Heritable hypersensitivity to pollens or other environmental allergens, which results clinically in immunologic and inflammatory reactions in the skin.
ATOPY:
An inherited predisposition toward the development of allergy.
ATRESIA:
Congenital absence or occlusion of an orifice or tubular organ.
ATRIAL FIBRILLATION:
Arrhythmia characterized by irregular, disorganized, chaotic changes in the electrical activity of the upper chambers of the heart, resulting in abnormal contractions.
ATRIAL SEPTAL DEFECT:
Rare congenital defect characterized by the presence of a hole in the wall or septum separating the left and right atria of the heart.
ATRIOVENTRICULAR (AV) NODE:
The heart region electrically connecting the atria and ventricles; it slows the conduction of the depolarization wave so that a short period of time is interposed between atrial and ventricular contractions.
ATRIOVENTRICULAR (AV) VALVES:
The heart valves that separate each atrium from its corresponding ventricle
ATRIUM (PLURAL: ATRIA):
One of the two upper chambers of the heart.
ATROPHY:
Shrinking or wasting of a tissue or organ.
ATROPINE:
An alkaloid drug that relaxes smooth muscle, increases the heart rate, and in the eye causes dilation of the pupil.
AUDITORY OSSICLES:
Tiny bones in the middle ear that are responsible for transmitting the vibrations of the eardrum to the inner ear.
AURAL FLAT WARTS (AURAL PLAQUES):
Skin warts found on the ears of horses greater than a year of age; caused by a papillomavirus.
AUSCULT, AUSCULTATE:
To listen to the inner sounds of the chest or abdomen with the aid of a stethoscope.
AUTOANALYZERS:
Automated equipment for performing serum chemistry panels.
AUTOANTIBODY:
An antibody directed against "self," i.e., against the body.
AUTOIMMUNE RESPONSE:
An inappropriate immune response, directed against the body's own tissues.
AUTONOMIC NERVOUS SYSTEM:
That part of the nervous system involved in the regulation of the heartbeat, glandular secretions, and smooth muscle contraction and relaxation, and generally not subject to conscious control.
AUTONOMOUSLY:
Uncontrollably.
AUTOSOMAL:
Referring to any of the chromosomes excluding the sex chromosomes.
AVERSION CONDITIONING:
Learned avoidance of unpleasant situations, such as an encounter with an electric fence.
AVIDIN:
A constituent protein of egg whites that can impair absorption of the vitamin biotin.
AVULSION:
A pulling or tearing away.
AXIAL SKELETON:
That portion of the skeleton composed of the skull, vertebrae, ribs, and sternum (breastbone).
AXILLARY NODULAR NECROSIS:
Uncommon, sporadic skin disease characterized by the development of nodules in the axillary region ("armpit").
AXON:
The fingerlike extension of a nerve cell, along which the nerve impulse travels.
AXON TERMINALS:
Branchings of a nerve axon within muscle, forming neuromuscular junctions with the myofibers supplied by the nerve.
AZOTEMIA:
An elevation of blood urea nitrogen (BUN) and creatinine levels in the bloodstream.

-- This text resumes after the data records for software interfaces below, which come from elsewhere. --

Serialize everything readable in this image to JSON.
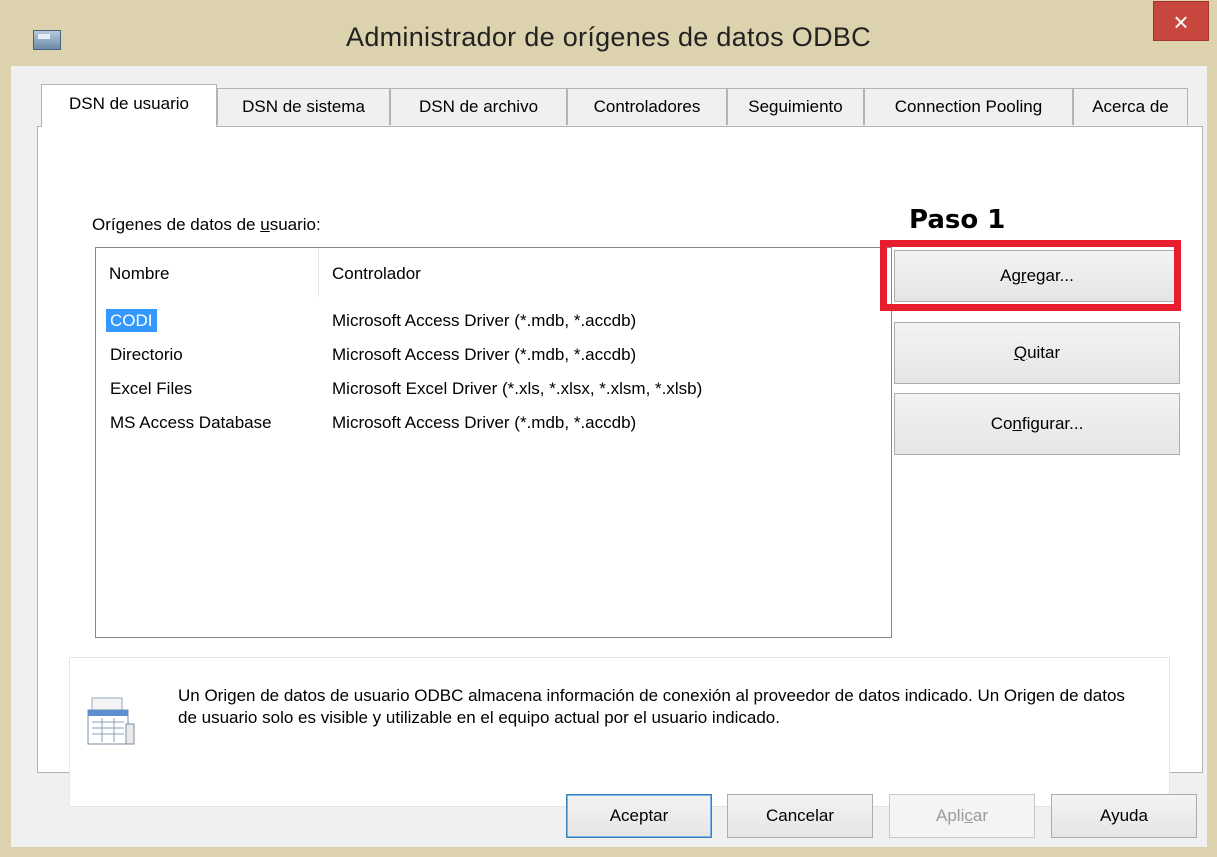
{
  "window": {
    "title": "Administrador de orígenes de datos ODBC",
    "close": "×"
  },
  "tabs": [
    {
      "label": "DSN de usuario",
      "active": true
    },
    {
      "label": "DSN de sistema"
    },
    {
      "label": "DSN de archivo"
    },
    {
      "label": "Controladores"
    },
    {
      "label": "Seguimiento"
    },
    {
      "label": "Connection Pooling"
    },
    {
      "label": "Acerca de"
    }
  ],
  "panel": {
    "group_label_pre": "Orígenes de datos de ",
    "group_label_u": "u",
    "group_label_post": "suario:",
    "annotation": "Paso 1",
    "columns": [
      "Nombre",
      "Controlador"
    ],
    "rows": [
      {
        "name": "CODI",
        "driver": "Microsoft Access Driver (*.mdb, *.accdb)",
        "selected": true
      },
      {
        "name": "Directorio",
        "driver": "Microsoft Access Driver (*.mdb, *.accdb)"
      },
      {
        "name": "Excel Files",
        "driver": "Microsoft Excel Driver (*.xls, *.xlsx, *.xlsm, *.xlsb)"
      },
      {
        "name": "MS Access Database",
        "driver": "Microsoft Access Driver (*.mdb, *.accdb)"
      }
    ],
    "buttons": {
      "add_pre": "Ag",
      "add_u": "r",
      "add_post": "egar...",
      "remove_u": "Q",
      "remove_post": "uitar",
      "configure_pre": "Co",
      "configure_u": "n",
      "configure_post": "figurar..."
    },
    "info_text": "Un Origen de datos de usuario ODBC almacena información de conexión al proveedor de datos indicado. Un Origen de datos de usuario solo es visible y utilizable en el equipo actual por el usuario indicado."
  },
  "footer": {
    "ok": "Aceptar",
    "cancel": "Cancelar",
    "apply_pre": "Apli",
    "apply_u": "c",
    "apply_post": "ar",
    "help": "Ayuda"
  },
  "colors": {
    "titlebar": "#dcd2ae",
    "close": "#c7463d",
    "highlight": "#e61e2d",
    "selection": "#3399ff"
  }
}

Free Newsletters

Sign up for the latest in:

From our partners